WORK INSTRUCTION ::
Nothing but the pictures is dropped; write out all the remaining data below exactly.

MATERIAL SHOWN ::
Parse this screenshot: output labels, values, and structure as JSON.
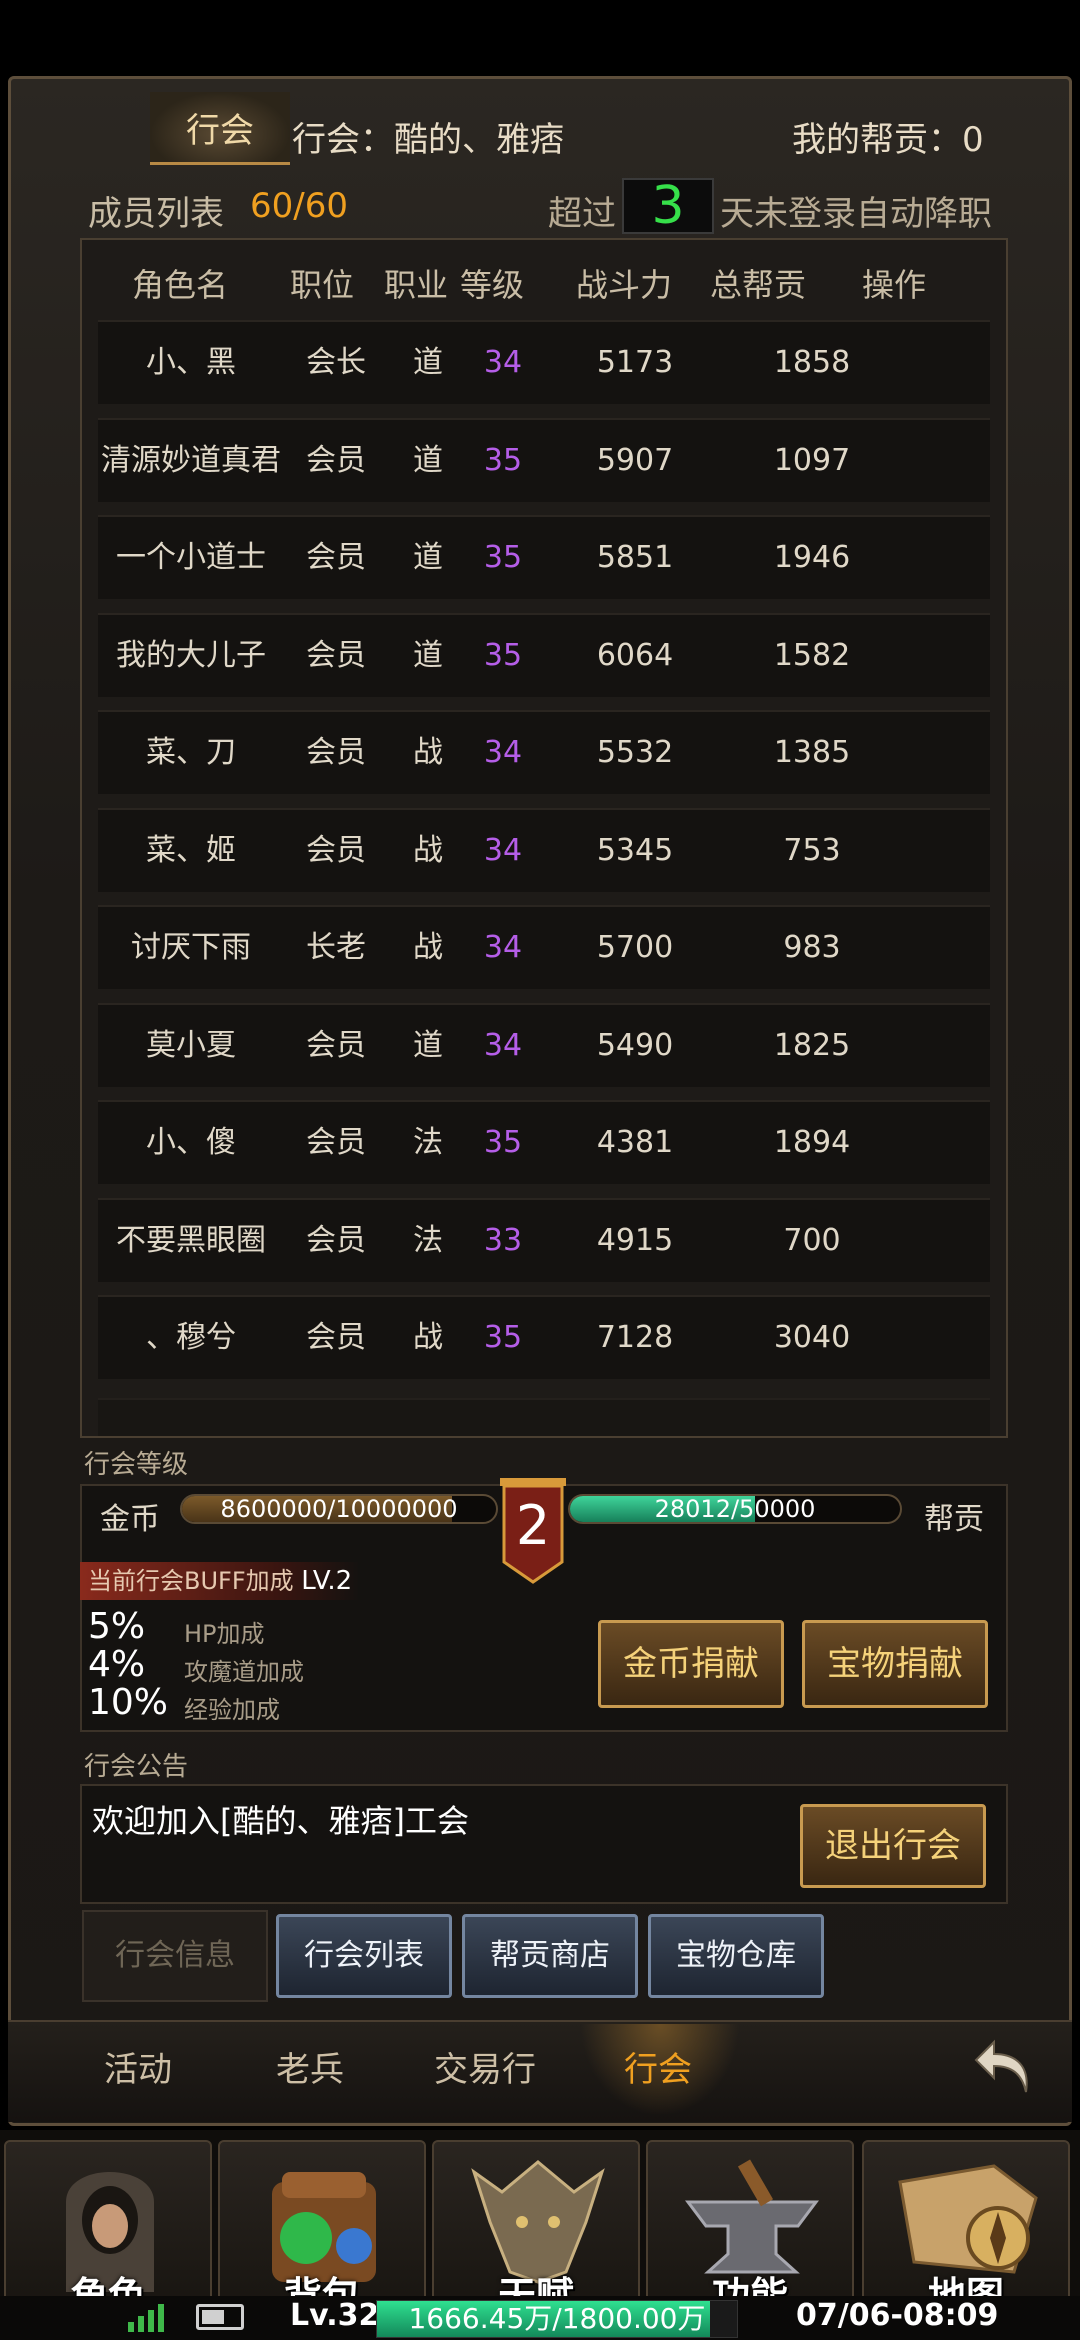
{
  "header": {
    "tab_label": "行会",
    "guild_name": "行会：酷的、雅痞",
    "my_contribution": "我的帮贡：0"
  },
  "member_bar": {
    "label": "成员列表",
    "count": "60/60",
    "demote_prefix": "超过",
    "demote_days": "3",
    "demote_suffix": "天未登录自动降职"
  },
  "table": {
    "columns": [
      "角色名",
      "职位",
      "职业",
      "等级",
      "战斗力",
      "总帮贡",
      "操作"
    ],
    "rows": [
      [
        "小、黑",
        "会长",
        "道",
        "34",
        "5173",
        "1858"
      ],
      [
        "清源妙道真君",
        "会员",
        "道",
        "35",
        "5907",
        "1097"
      ],
      [
        "一个小道士",
        "会员",
        "道",
        "35",
        "5851",
        "1946"
      ],
      [
        "我的大儿子",
        "会员",
        "道",
        "35",
        "6064",
        "1582"
      ],
      [
        "菜、刀",
        "会员",
        "战",
        "34",
        "5532",
        "1385"
      ],
      [
        "菜、姬",
        "会员",
        "战",
        "34",
        "5345",
        "753"
      ],
      [
        "讨厌下雨",
        "长老",
        "战",
        "34",
        "5700",
        "983"
      ],
      [
        "莫小夏",
        "会员",
        "道",
        "34",
        "5490",
        "1825"
      ],
      [
        "小、傻",
        "会员",
        "法",
        "35",
        "4381",
        "1894"
      ],
      [
        "不要黑眼圈",
        "会员",
        "法",
        "33",
        "4915",
        "700"
      ],
      [
        "、穆兮",
        "会员",
        "战",
        "35",
        "7128",
        "3040"
      ]
    ]
  },
  "guild_level": {
    "section_title": "行会等级",
    "gold_label": "金币",
    "gold_progress_text": "8600000/10000000",
    "gold_progress": 0.86,
    "level": "2",
    "contrib_progress_text": "28012/50000",
    "contrib_progress": 0.56,
    "contrib_label": "帮贡",
    "buff_title": "当前行会BUFF加成",
    "buff_level": "LV.2",
    "buffs": [
      {
        "value": "5%",
        "name": "HP加成"
      },
      {
        "value": "4%",
        "name": "攻魔道加成"
      },
      {
        "value": "10%",
        "name": "经验加成"
      }
    ],
    "donate_gold_button": "金币捐献",
    "donate_treasure_button": "宝物捐献"
  },
  "notice": {
    "section_title": "行会公告",
    "text": "欢迎加入[酷的、雅痞]工会",
    "quit_button": "退出行会"
  },
  "sub_tabs": [
    "行会信息",
    "行会列表",
    "帮贡商店",
    "宝物仓库"
  ],
  "nav_tabs": [
    "活动",
    "老兵",
    "交易行",
    "行会"
  ],
  "bottom_icons": [
    {
      "label": "角色",
      "icon": "hooded-hero-icon"
    },
    {
      "label": "背包",
      "icon": "backpack-potion-icon"
    },
    {
      "label": "天赋",
      "icon": "dragon-head-icon"
    },
    {
      "label": "功能",
      "icon": "anvil-icon"
    },
    {
      "label": "地图",
      "icon": "map-compass-icon"
    }
  ],
  "status_bar": {
    "level": "Lv.32",
    "exp_text": "1666.45万/1800.00万",
    "exp_progress": 0.926,
    "datetime": "07/06-08:09"
  },
  "colors": {
    "accent_orange": "#f0a020",
    "level_purple": "#b55ee8",
    "day_green": "#36e04a",
    "exp_green": "#1fc07a"
  }
}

ANSWER SECTION ::
Parse this screenshot: output labels, values, and structure as JSON.
{
  "header": {
    "tab_label": "行会",
    "guild_name": "行会：酷的、雅痞",
    "my_contribution": "我的帮贡：0"
  },
  "member_bar": {
    "label": "成员列表",
    "count": "60/60",
    "demote_prefix": "超过",
    "demote_days": "3",
    "demote_suffix": "天未登录自动降职"
  },
  "table": {
    "columns": [
      "角色名",
      "职位",
      "职业",
      "等级",
      "战斗力",
      "总帮贡",
      "操作"
    ],
    "rows": [
      [
        "小、黑",
        "会长",
        "道",
        "34",
        "5173",
        "1858"
      ],
      [
        "清源妙道真君",
        "会员",
        "道",
        "35",
        "5907",
        "1097"
      ],
      [
        "一个小道士",
        "会员",
        "道",
        "35",
        "5851",
        "1946"
      ],
      [
        "我的大儿子",
        "会员",
        "道",
        "35",
        "6064",
        "1582"
      ],
      [
        "菜、刀",
        "会员",
        "战",
        "34",
        "5532",
        "1385"
      ],
      [
        "菜、姬",
        "会员",
        "战",
        "34",
        "5345",
        "753"
      ],
      [
        "讨厌下雨",
        "长老",
        "战",
        "34",
        "5700",
        "983"
      ],
      [
        "莫小夏",
        "会员",
        "道",
        "34",
        "5490",
        "1825"
      ],
      [
        "小、傻",
        "会员",
        "法",
        "35",
        "4381",
        "1894"
      ],
      [
        "不要黑眼圈",
        "会员",
        "法",
        "33",
        "4915",
        "700"
      ],
      [
        "、穆兮",
        "会员",
        "战",
        "35",
        "7128",
        "3040"
      ]
    ]
  },
  "guild_level": {
    "section_title": "行会等级",
    "gold_label": "金币",
    "gold_progress_text": "8600000/10000000",
    "gold_progress": 0.86,
    "level": "2",
    "contrib_progress_text": "28012/50000",
    "contrib_progress": 0.56,
    "contrib_label": "帮贡",
    "buff_title": "当前行会BUFF加成",
    "buff_level": "LV.2",
    "buffs": [
      {
        "value": "5%",
        "name": "HP加成"
      },
      {
        "value": "4%",
        "name": "攻魔道加成"
      },
      {
        "value": "10%",
        "name": "经验加成"
      }
    ],
    "donate_gold_button": "金币捐献",
    "donate_treasure_button": "宝物捐献"
  },
  "notice": {
    "section_title": "行会公告",
    "text": "欢迎加入[酷的、雅痞]工会",
    "quit_button": "退出行会"
  },
  "sub_tabs": [
    "行会信息",
    "行会列表",
    "帮贡商店",
    "宝物仓库"
  ],
  "nav_tabs": [
    "活动",
    "老兵",
    "交易行",
    "行会"
  ],
  "bottom_icons": [
    {
      "label": "角色",
      "icon": "hooded-hero-icon"
    },
    {
      "label": "背包",
      "icon": "backpack-potion-icon"
    },
    {
      "label": "天赋",
      "icon": "dragon-head-icon"
    },
    {
      "label": "功能",
      "icon": "anvil-icon"
    },
    {
      "label": "地图",
      "icon": "map-compass-icon"
    }
  ],
  "status_bar": {
    "level": "Lv.32",
    "exp_text": "1666.45万/1800.00万",
    "exp_progress": 0.926,
    "datetime": "07/06-08:09"
  },
  "colors": {
    "accent_orange": "#f0a020",
    "level_purple": "#b55ee8",
    "day_green": "#36e04a",
    "exp_green": "#1fc07a"
  }
}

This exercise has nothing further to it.